Today was the fifteenth anniversary of the death of Masaru Uchida, a genius editor and my mentor.
I was allowed to visit a grave in Echigo, Iruma City, Saitama Prefecture, after three years in Corona.
They were all there, including his wife, the three Uchida brothers and their respective families, and grandchildren.
In 1965, at the young age of 30, Mr. Uchida was selected as the third editor-in-chief of “Weekly Shonen Magazine” (Kodansha), and developed a full-scale story manga based on the original manga (Kajiwara Ikki), which the rival “Weekly Shonen Sunday” (Shogakukan) had not done. He successively produced “The Star of the Giant,” “Ashita no Joe,” and “Tiger Mask. He developed “Gegege no Kitaro” (based on “Kitaro of the Graveyard”) for Shigeru Mizuki, a picture story artist; a dramatic manga for Takao Saito; a comic book adaptation of “Ultraman” for Kazuo Umezu, a rental book artist; a media mix of manga and TV series for “Masked Rider” with Toei; and he brought Fujio Akasaka from “Sunday” to create the Fujio Akasaka was brought in from “Sunday” to draw “Tensai Bakabon”.
He also teamed up with Shoji Ohtomo to put “Ultra Q,” which had been put on hold by TBS, on the cover of a magazine before it was broadcast, creating the Ultra boom that followed. The duo’s work together produced countless hits, including the stamp and railroad booms, and within five years of becoming editor-in-chief, they increased circulation from 300,000 to 1.5 million, far outstripping their rivals.
Masaru Uchida, the author of many such innovations, had never read a single manga before becoming editor-in-chief. This is the face of a workman. He did not allow his editorial staff to read any of the rival magazines, but instead holed up in a ryokan (Japanese inn) near Kodansha and spent the entire night discussing themes and expressions that would fit the modern age. In contrast to Osamu Tezuka’s theory that “manga is a snack for children,” Mr. Uchida’s concept of “manga is a staple food for adults” continued to be successful. This is the foundation of Cool Japan.

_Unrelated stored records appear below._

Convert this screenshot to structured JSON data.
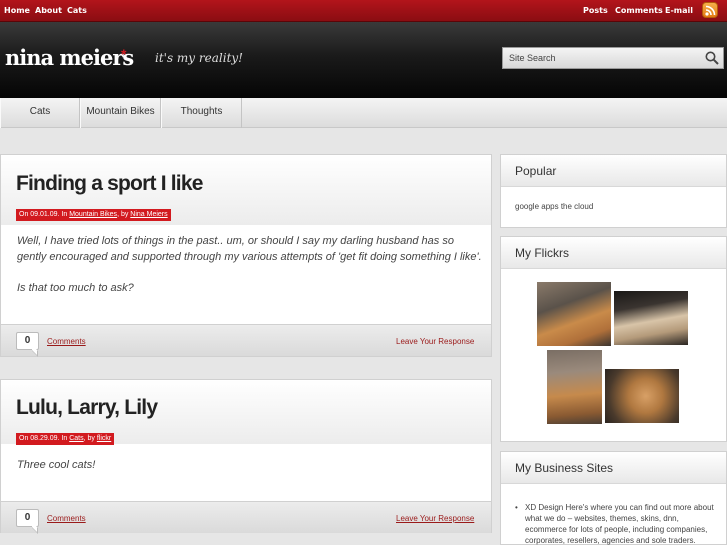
{
  "topbar": {
    "left_links": [
      "Home",
      "About",
      "Cats"
    ],
    "right_links": [
      "Posts",
      "Comments",
      "E-mail"
    ],
    "rss_icon": "rss-icon"
  },
  "header": {
    "logo": "nina meiers",
    "logo_mark": "*",
    "tagline": "it's my reality!",
    "search_placeholder": "Site Search",
    "search_icon": "magnifier-icon"
  },
  "nav": {
    "items": [
      "Cats",
      "Mountain Bikes",
      "Thoughts"
    ]
  },
  "posts": [
    {
      "title": "Finding a sport I like",
      "meta_prefix": "On 09.01.09. In ",
      "category": "Mountain Bikes",
      "meta_by": ", by ",
      "author": "Nina Meiers",
      "body": [
        "Well, I have tried lots of things in the past.. um, or should I say my darling husband has so gently encouraged and supported through my various attempts of 'get fit doing something I like'.",
        "Is that too much to ask?"
      ],
      "comment_count": "0",
      "comments_label": "Comments",
      "respond_label": "Leave Your Response"
    },
    {
      "title": "Lulu, Larry, Lily",
      "meta_prefix": "On 08.29.09. In ",
      "category": "Cats",
      "meta_by": ", by ",
      "author": "flickr",
      "body": [
        "Three cool cats!"
      ],
      "comment_count": "0",
      "comments_label": "Comments",
      "respond_label": "Leave Your Response"
    }
  ],
  "sidebar": {
    "popular": {
      "title": "Popular",
      "items": [
        "google apps the cloud"
      ]
    },
    "flickr": {
      "title": "My Flickrs"
    },
    "business": {
      "title": "My Business Sites",
      "items": [
        "XD Design Here's where you can find out more about what we do – websites, themes, skins, dnn, ecommerce for lots of people, including companies, corporates, resellers, agencies and sole traders."
      ]
    }
  },
  "colors": {
    "accent": "#d21a1f",
    "topbar": "#a8131a",
    "header": "#111111"
  }
}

In order to innovate, one needs the ability to formulate hypotheses (the ability to think of things that don’t exist), intense energy (climbing Mt. Fuji after a sleepless night of editing and not being able to open one’s eyes), and intellectual acumen (the ability to see people with a clear eye). Mr. Uchida was a genius who possessed all of these qualities.
Mr. Uchida used to say, “Three conditions for a leader.”
1. Eat and drink well (good health and longevity increase business opportunities)
2. Loud voice (good communication skills)
3. Do not lie (trust and credibility increase)
I met Mr. Uchida when I was at Sony with the launch of Animax, and he became the first advisor to Sony Digital Entertainment, which I founded. At that time, he told me, “I will give you advice, but I will not discuss it,” and looking back, I am grateful that he was coaching a new president. Since then, the presence of an experienced advisor has become indispensable to my management. Although it is the president who decides, the advice of the board members and advisors, based on history and experience, has become a management compass for me as well. (I am always grateful to the advisors at Speedy, including Mr. Naoki Sakai, Mr. Takaharu Ando, and Mr. Shinsuke Tsutsumi.)
Read below for a transcript of a lecture he gave to employees in between his battle with cancer a few months before his death.
Last message from Masaru Uchida, legendary editor of “The Star of the Giant” and “Gegege no Kitaro” http://talked.jp/02/
◆May 30, 2008, the day I heard the news of Mr. Uchida’s death, blog
I am still standing in front of the letter Y….
◆About a magazine cover and a mysterious piece by Tadanori Yokoo